**AIM OF THE EXERCISE:** Scan the entries below for the word "security". Copy each line that has it.

**SUPPLIED RECORDS:**

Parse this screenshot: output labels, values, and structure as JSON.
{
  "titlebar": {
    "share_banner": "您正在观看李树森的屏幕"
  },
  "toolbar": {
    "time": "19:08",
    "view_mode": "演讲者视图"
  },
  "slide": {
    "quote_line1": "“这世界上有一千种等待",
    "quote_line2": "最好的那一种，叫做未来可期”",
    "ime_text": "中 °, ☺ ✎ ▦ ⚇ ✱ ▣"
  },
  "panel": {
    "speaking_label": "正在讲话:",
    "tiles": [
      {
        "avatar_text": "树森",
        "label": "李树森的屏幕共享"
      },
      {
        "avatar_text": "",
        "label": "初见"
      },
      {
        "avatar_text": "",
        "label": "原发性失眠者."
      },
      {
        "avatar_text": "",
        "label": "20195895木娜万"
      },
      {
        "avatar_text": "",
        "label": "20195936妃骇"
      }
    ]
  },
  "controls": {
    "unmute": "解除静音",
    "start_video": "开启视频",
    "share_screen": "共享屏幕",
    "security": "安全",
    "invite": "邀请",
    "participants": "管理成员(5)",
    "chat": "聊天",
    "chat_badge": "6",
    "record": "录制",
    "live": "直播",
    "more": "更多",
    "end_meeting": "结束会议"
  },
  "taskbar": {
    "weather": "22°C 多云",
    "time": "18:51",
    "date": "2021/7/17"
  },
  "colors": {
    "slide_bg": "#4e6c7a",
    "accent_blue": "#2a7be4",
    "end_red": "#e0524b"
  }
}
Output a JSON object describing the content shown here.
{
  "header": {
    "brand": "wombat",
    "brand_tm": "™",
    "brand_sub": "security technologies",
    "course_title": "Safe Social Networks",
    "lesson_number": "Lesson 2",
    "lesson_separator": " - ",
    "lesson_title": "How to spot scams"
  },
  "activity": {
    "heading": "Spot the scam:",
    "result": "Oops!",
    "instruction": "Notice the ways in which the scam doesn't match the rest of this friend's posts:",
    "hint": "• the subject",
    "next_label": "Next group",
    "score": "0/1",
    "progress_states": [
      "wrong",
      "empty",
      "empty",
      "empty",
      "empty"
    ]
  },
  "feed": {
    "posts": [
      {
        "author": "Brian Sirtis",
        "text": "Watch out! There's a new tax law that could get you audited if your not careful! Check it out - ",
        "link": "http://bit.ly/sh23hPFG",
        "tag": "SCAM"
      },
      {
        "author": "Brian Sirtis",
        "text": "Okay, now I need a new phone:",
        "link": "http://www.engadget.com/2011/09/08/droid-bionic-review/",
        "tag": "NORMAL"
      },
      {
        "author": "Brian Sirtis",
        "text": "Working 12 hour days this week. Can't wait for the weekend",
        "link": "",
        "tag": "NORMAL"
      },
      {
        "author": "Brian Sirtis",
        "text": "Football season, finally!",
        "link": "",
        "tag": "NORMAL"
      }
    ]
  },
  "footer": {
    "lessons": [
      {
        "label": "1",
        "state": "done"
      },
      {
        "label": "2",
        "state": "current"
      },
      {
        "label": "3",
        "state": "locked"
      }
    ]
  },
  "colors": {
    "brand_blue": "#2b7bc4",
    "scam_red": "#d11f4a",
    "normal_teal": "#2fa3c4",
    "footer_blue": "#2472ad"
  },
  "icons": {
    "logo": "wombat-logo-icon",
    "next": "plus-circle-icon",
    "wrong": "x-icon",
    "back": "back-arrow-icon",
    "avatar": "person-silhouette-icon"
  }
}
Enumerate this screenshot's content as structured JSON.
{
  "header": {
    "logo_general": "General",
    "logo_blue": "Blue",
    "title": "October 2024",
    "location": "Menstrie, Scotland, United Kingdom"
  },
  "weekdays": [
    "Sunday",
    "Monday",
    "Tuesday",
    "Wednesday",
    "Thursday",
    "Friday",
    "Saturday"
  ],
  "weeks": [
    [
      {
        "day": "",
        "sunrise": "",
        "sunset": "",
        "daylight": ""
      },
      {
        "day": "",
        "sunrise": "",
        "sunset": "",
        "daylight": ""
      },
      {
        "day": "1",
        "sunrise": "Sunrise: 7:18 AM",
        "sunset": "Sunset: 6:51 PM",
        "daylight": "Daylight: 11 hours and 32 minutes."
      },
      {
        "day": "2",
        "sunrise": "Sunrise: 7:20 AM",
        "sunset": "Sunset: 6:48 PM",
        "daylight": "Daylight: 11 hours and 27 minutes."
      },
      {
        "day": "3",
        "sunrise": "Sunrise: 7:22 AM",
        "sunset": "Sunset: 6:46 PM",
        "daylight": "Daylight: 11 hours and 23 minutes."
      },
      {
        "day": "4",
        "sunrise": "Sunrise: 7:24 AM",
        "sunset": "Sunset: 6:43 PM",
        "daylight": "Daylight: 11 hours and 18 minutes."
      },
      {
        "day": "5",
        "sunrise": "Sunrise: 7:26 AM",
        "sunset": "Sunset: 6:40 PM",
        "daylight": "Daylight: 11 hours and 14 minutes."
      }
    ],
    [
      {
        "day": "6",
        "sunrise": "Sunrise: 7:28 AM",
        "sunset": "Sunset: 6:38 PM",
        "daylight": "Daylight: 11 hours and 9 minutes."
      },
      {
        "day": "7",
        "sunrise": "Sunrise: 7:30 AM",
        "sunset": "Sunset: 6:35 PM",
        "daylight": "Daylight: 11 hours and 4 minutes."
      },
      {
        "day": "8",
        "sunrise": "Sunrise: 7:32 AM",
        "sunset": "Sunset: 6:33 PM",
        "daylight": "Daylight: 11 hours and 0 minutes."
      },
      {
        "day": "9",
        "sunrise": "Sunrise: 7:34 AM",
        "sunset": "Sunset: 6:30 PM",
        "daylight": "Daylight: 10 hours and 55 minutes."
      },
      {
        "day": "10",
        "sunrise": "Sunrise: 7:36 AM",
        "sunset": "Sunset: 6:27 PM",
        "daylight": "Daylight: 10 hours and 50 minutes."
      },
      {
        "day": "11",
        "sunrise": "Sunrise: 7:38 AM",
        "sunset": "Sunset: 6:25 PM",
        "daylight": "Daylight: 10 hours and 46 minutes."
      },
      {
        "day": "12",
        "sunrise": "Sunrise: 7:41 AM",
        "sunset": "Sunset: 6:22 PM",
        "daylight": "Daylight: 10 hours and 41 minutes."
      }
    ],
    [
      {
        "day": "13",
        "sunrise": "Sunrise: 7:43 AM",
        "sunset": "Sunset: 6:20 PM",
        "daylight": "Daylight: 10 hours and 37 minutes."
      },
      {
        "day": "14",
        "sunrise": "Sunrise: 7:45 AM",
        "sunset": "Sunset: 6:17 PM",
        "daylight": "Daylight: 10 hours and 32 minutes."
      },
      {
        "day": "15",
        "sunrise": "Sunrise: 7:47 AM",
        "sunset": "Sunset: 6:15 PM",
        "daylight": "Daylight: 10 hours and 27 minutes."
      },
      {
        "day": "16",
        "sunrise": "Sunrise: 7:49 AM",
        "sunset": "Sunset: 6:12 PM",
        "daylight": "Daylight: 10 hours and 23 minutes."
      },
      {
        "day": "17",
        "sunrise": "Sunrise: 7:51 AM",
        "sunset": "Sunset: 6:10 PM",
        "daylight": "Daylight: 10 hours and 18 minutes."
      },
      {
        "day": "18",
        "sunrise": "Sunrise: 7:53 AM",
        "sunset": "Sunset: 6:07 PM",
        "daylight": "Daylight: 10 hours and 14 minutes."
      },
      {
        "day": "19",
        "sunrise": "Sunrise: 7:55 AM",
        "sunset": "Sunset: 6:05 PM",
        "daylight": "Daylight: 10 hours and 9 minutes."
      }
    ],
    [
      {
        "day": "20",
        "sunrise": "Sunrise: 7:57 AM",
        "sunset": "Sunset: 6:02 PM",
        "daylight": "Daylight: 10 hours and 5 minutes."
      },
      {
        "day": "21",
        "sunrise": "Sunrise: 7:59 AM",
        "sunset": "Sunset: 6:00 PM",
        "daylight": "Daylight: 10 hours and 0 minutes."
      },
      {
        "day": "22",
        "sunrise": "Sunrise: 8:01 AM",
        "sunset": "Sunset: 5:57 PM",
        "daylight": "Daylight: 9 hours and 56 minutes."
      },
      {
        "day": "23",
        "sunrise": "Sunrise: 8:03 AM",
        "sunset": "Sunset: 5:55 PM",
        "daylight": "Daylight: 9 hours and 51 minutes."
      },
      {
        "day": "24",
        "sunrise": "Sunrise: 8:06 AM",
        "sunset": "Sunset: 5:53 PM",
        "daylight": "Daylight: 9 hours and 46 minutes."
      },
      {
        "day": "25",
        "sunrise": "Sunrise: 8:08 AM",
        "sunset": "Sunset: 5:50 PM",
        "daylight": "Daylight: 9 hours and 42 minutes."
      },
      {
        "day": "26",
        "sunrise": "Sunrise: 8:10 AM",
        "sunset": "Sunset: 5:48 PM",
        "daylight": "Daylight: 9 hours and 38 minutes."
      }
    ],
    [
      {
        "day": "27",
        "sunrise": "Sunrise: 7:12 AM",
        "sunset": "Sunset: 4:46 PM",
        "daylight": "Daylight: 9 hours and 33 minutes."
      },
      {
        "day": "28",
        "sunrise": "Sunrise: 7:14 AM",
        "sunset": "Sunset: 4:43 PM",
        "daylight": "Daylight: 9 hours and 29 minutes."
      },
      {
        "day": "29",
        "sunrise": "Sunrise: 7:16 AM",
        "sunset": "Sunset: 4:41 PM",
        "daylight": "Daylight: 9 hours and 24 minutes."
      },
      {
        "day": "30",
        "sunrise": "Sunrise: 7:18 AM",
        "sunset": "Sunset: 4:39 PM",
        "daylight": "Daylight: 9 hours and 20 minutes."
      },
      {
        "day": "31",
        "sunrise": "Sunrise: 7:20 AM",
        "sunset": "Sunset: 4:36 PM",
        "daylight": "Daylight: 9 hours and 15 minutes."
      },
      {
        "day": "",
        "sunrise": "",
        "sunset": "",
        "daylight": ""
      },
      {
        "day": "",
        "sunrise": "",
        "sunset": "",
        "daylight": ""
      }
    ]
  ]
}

**FINISHED EXERCISE:**
    "security": "安全",
    "brand_sub": "security technologies",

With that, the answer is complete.